TRY IT –
If a line holds the word "headline", copy it from the entries.

(Items from an interface collection)
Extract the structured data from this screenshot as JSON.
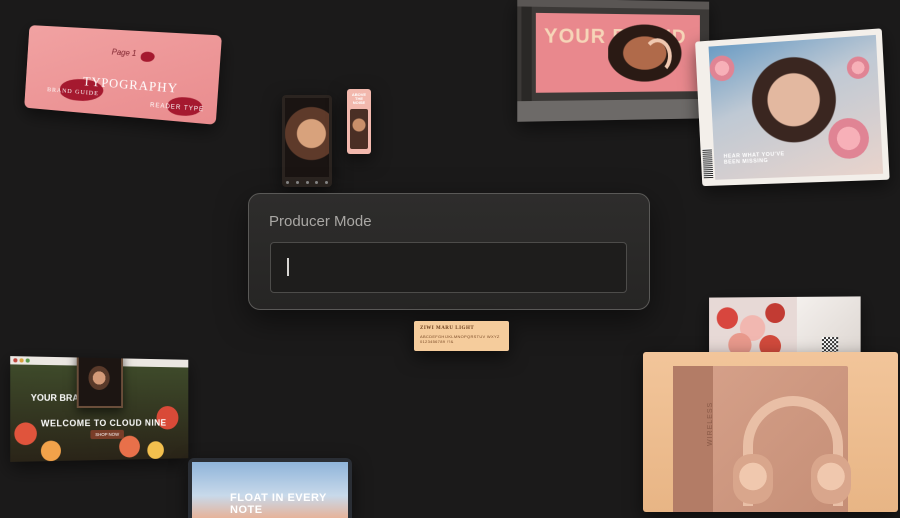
{
  "producer": {
    "title": "Producer Mode",
    "input_value": "",
    "input_placeholder": ""
  },
  "mockups": {
    "brand_guide": {
      "page_label": "Page 1",
      "typography": "TYPOGRAPHY",
      "brand_guide": "BRAND GUIDE",
      "reader": "READER TYPE"
    },
    "phone_small": {
      "text": "ABOVE THE NOISE"
    },
    "billboard": {
      "headline": "YOUR BRAND"
    },
    "magazine": {
      "caption": "HEAR WHAT YOU'VE BEEN MISSING"
    },
    "font_card": {
      "name": "ZIWI MARU LIGHT",
      "alphabet": "ABCDEFGHIJKLMNOPQRSTUV WXYZ 0123456789 !?&"
    },
    "website": {
      "brand": "YOUR BRAND",
      "headline": "WELCOME TO CLOUD NINE",
      "cta": "SHOP NOW"
    },
    "laptop": {
      "headline": "FLOAT IN EVERY NOTE"
    },
    "package": {
      "label": "WIRELESS"
    }
  },
  "colors": {
    "background": "#1b1a1a",
    "panel_border": "#5a5957",
    "accent_pink": "#e9888d",
    "accent_peach": "#f5cc9c"
  }
}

RESPONSE –
      "headline": "YOUR BRAND"
      "headline": "WELCOME TO CLOUD NINE",
      "headline": "FLOAT IN EVERY NOTE"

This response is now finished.